This post is published in conjunction with the Latin American Studies Association congress in Barcelona. Check for other posts from the conference. #LASA2018
by Florence Babb, author of Women’s Place in the Andes: Engaging Decolonial Feminist Anthropology
This year’s LASA Congress highlights Latin America in a Globalized World, emphasizing comparative knowledge and opportunities for collaboration. These aims and aspirations are ones I’ve shared over my decades of research in Peru, and are at the center of my new book, Women’s Place in the Andes: Engaging Decolonial Feminist Anthropology. While my work in Andean Peru is place-based and deeply ethnographic, I’ve long engaged broader debates in anthropology and Latin American studies—such as how to assess the colonial legacies that show up as contemporary forms of gendered and racialized inequalities. The decolonial turn has had a generative effect on my work, enabling me to discover in earlier contributions, just as in the latest writings in the field, insights that have given me a passion for rethinking what we thought we knew about rural indigenous women, mestiza marketers, and urban migrants. These are but a few of the groups of women I seek to understand anew with the benefit of a critical perspective on Eurocentric modes of knowledge production.
Some of the commentaries in my new book had to wait decades to be told. Academic traditions that doubted the feminist interventions of a younger scholar and sought to stifle them can account for some of my hesitation in bringing these stories into print sooner. But my own cultural limitations also impeded my ability to see to what extent modernist (and even feminist) interpretive frames had forestalled new knowledge production from the vantage point of the underside of history. Today we recognize otros saberes, other forms of knowledge, and the value of collaboration with the “subjects” of our research. This has sparked in me a desire to move more quickly now and explore the rich possibilities for more inclusive histories, for deeper cultural understanding, and for activism around social justice issues. This shift in my own readiness to challenge what is shortsighted or misguided and propose alternative analytical models is breathing new life into my long-term commitment to working in Peru.
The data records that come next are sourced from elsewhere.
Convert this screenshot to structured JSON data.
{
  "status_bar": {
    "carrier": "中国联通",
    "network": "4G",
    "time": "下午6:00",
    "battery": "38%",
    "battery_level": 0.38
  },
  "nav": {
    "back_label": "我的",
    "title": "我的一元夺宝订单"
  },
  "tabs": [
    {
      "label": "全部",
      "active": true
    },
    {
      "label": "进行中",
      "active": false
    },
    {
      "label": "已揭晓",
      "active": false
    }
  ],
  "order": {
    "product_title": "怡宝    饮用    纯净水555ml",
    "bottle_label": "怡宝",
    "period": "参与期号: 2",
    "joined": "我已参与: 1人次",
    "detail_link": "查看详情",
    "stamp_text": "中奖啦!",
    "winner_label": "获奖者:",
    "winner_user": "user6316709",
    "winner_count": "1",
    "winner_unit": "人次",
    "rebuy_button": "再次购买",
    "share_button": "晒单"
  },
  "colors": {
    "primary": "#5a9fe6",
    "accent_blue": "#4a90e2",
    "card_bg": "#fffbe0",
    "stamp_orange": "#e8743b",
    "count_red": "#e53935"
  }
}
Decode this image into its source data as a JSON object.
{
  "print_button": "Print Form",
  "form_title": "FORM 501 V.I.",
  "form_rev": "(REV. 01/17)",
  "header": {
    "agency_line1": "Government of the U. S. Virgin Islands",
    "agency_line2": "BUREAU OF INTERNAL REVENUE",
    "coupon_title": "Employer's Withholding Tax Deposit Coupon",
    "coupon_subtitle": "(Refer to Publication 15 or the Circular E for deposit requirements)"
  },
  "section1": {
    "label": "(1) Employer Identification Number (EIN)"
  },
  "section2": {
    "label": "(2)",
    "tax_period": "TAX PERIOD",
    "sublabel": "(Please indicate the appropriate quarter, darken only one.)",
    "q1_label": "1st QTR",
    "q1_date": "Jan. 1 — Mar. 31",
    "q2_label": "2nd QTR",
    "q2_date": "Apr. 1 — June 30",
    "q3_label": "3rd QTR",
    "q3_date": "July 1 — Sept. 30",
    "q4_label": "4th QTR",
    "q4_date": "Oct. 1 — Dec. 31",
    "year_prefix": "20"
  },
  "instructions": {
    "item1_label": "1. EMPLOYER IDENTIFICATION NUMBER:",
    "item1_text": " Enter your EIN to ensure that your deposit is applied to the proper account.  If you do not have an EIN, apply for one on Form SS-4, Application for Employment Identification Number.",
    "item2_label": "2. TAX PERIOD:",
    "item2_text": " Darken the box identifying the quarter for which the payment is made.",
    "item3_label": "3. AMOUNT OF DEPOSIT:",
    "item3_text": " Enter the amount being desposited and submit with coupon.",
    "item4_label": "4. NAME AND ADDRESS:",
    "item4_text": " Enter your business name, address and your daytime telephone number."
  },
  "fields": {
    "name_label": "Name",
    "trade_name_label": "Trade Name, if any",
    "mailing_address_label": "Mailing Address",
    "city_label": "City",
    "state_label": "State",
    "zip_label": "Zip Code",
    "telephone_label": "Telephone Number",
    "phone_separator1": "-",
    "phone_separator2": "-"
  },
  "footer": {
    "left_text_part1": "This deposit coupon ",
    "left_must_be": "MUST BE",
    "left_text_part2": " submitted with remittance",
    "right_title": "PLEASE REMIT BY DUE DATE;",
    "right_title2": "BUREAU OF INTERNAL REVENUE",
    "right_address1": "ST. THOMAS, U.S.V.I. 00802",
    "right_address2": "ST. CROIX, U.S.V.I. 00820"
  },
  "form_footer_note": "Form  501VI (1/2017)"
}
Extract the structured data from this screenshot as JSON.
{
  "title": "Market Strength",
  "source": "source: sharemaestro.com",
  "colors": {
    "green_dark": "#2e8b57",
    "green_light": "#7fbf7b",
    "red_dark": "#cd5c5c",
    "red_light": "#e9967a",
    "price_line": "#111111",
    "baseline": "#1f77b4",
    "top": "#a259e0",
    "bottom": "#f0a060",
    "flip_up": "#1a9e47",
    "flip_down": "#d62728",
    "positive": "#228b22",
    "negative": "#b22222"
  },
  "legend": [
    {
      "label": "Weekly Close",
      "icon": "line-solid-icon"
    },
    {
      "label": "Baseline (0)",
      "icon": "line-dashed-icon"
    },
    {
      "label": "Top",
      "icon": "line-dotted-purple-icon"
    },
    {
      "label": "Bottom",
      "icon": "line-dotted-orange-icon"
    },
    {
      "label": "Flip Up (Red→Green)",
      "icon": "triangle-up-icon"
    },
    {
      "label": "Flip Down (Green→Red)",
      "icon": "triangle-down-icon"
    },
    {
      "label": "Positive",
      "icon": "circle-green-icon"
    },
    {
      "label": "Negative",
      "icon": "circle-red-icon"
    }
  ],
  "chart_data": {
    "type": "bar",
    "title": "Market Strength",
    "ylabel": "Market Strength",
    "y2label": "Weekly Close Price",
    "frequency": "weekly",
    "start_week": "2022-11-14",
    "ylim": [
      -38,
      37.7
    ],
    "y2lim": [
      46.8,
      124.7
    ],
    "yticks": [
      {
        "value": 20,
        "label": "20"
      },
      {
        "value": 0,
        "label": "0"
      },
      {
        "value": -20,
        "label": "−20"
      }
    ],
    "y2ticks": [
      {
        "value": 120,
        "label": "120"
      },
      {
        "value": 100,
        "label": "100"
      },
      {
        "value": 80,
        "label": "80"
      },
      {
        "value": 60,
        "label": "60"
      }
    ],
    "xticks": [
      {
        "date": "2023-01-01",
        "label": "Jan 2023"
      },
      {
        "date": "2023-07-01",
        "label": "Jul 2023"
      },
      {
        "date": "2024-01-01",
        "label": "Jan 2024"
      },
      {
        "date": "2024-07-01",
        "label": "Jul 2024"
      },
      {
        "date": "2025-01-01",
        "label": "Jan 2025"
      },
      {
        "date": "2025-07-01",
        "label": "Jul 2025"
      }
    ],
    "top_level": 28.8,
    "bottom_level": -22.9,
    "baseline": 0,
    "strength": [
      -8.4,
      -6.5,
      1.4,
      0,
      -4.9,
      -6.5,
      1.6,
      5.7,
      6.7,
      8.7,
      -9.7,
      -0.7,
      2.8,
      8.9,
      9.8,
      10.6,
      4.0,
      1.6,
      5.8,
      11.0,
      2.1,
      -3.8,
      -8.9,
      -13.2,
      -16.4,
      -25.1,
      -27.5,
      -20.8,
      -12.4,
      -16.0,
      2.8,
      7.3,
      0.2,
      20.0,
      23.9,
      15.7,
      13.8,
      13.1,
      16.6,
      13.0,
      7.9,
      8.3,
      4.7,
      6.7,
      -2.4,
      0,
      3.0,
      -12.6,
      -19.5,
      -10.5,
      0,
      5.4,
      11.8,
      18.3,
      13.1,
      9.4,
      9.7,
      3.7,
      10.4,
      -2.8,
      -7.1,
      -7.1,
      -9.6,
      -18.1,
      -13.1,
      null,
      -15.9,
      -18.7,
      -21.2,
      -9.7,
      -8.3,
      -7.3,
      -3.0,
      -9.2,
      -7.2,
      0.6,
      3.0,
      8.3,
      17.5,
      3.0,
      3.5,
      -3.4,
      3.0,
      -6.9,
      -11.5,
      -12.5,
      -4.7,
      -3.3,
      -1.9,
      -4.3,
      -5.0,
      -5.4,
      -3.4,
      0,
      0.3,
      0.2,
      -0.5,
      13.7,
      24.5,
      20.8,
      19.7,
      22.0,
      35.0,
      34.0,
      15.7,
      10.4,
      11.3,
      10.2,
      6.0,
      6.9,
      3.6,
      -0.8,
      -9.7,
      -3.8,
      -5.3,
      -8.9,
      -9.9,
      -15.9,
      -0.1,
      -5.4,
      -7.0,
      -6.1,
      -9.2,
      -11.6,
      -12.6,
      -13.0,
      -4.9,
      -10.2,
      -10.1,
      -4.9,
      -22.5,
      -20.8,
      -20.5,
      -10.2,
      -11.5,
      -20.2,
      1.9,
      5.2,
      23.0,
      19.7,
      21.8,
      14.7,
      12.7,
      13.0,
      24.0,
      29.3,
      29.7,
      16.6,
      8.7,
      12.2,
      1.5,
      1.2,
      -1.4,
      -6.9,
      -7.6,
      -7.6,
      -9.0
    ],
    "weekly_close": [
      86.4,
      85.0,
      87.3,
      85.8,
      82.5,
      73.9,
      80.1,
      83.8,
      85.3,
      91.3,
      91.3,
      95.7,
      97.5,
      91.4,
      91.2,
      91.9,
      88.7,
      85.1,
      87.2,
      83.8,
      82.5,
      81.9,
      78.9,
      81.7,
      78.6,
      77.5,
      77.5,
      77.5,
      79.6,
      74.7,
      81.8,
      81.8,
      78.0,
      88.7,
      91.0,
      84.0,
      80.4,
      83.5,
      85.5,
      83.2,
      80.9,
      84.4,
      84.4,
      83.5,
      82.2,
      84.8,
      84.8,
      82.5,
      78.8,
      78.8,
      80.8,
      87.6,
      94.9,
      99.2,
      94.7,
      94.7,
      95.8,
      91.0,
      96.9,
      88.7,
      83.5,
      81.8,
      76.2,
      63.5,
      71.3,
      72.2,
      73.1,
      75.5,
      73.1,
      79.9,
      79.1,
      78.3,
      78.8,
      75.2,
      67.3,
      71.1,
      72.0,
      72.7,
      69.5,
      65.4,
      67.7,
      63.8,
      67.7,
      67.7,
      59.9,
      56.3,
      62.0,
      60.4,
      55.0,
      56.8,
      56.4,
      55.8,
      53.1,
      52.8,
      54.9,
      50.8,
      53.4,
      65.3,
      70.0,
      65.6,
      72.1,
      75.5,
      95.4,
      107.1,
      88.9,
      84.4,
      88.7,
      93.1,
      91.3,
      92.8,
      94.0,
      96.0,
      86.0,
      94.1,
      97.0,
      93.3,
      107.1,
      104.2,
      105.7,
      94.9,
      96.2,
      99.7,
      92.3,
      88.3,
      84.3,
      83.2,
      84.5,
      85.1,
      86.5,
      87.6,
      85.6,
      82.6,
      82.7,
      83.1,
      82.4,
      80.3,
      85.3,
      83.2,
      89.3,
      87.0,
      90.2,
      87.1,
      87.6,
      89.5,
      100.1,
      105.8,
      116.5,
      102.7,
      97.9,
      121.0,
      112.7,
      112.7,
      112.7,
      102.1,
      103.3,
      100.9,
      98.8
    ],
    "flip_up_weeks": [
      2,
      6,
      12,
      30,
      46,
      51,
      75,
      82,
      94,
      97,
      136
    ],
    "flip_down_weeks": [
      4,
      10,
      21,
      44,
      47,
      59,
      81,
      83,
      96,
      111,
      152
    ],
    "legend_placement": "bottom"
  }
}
Women’s Place in the Andes is an unusual book in a number of ways, with its hybrid approach to bringing together five new commentary chapters along with six of my previously published works spanning several decades. I hope that readers will find ample food for thought as I reconsider Andeanness and indigeneity in relation to gendered and racialized geographies of difference. To open the discussions that I feel are crucial in light of decolonial feminism, I have needed to challenge not only thinking from the North, but also thinking from the South that has all too often shared a modernist, and colonialist, perspective on the Peru of the provinces, of the highlands. My own writing is always a work in progress subject to further debate, which I hope will inspire others to enter the conversation and help reconceptualize intersecting inequalities in the Andes and beyond.